As I moved through the ranks, asking people how they would end corruption, many weren’t interested in talking, maybe because they wondered why an Indian like me, maybe ah UNC, was asking such questions. Such reticence wasn’t surprising. Dishonesty is the historical modus operandi of every party, yet this was opposition not national politics, personalizing corruption with a capitalized, yellow K.
Some women I spoke with lamented that race was holding back the country, but were clear that racism was worse now than ever before. One man said he’d end corruption by bunnin down Port of Spain. Most just said the solution was to vote out Kamla. I countered that PNM history tells us corruption isn’t because of this Prime Minister. Remember Tarouba Stadium? But, that mood wasn’t there amongst unionists, MSJ supporters, ILP members, PNM faithful, San Fernando workers wanting their back pay, and others wronged and disappointed by a Minshall-named ‘Mama of Mamaguy’.
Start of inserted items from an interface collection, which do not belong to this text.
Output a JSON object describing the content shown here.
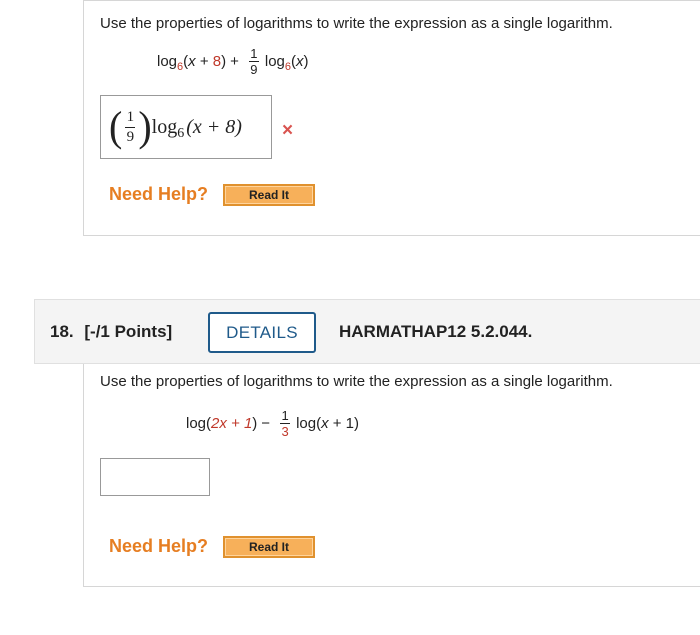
{
  "q17": {
    "prompt": "Use the properties of logarithms to write the expression as a single logarithm.",
    "expr": {
      "log1": "log",
      "base1": "6",
      "arg1_open": "(",
      "arg1_x": "x",
      "arg1_plus": " + ",
      "arg1_const": "8",
      "arg1_close": ")",
      "plus": "+",
      "frac_num": "1",
      "frac_den": "9",
      "log2": "log",
      "base2": "6",
      "arg2_open": "(",
      "arg2_x": "x",
      "arg2_close": ")"
    },
    "answer": {
      "frac_num": "1",
      "frac_den": "9",
      "log": "log",
      "base": "6",
      "arg": "(x + 8)"
    },
    "status_icon": "×",
    "need_help": "Need Help?",
    "read_it": "Read It"
  },
  "q18": {
    "number": "18.",
    "points": "[-/1 Points]",
    "details": "DETAILS",
    "reference": "HARMATHAP12 5.2.044.",
    "prompt": "Use the properties of logarithms to write the expression as a single logarithm.",
    "expr": {
      "log1": "log(",
      "arg1": "2x + 1",
      "close1": ")",
      "minus": "−",
      "frac_num": "1",
      "frac_den": "3",
      "log2": "log(",
      "arg2_x": "x",
      "arg2_rest": " + 1)"
    },
    "answer_value": "",
    "need_help": "Need Help?",
    "read_it": "Read It"
  },
  "colors": {
    "accent_blue": "#1f5a8a",
    "help_orange": "#e67e22",
    "error_red": "#d9534f",
    "button_orange": "#f7b05a"
  }
}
A number of women told me that we can’t end corruption, we doh have no power. But then why march? On the platform, I hoped they heard me honour Caribbean women’s long tradition of resistance against oppressive systems which used sexual and other kinds of violence, including the law, to control their rights, bodies and fertility, paid women less than they paid men for the same work, and assigned them tasks worth less pay. This is why our great-grandmothers fought in their numbers, to give us this capacity we have today.
I didn’t expect marchers to bring up procurement legislation, political party financing reform, whistleblower protection, increasing police convictions for state fraud, reviewing operations of our tax department or strengthening the Certificate of Environmental Clearance (CEC) process. Yet, it’s also clear that unions need to make such specific solutions household words as well as call workers to the streets. They need to show how corruption bankrupts the treasury, and undermines the quality of schools, roads and hospitals, leaving the poorest the most hungry.
My speech emphasized that communities must be connected to each other, not to political leaders, and disrupting any myth of Indian women’s docility, I was clear that Jack Warner doesn’t have the moral authority to be on any anti-corruption platform with me. I then left early for a date with my husband, to give enough time and thought also to marriage and family.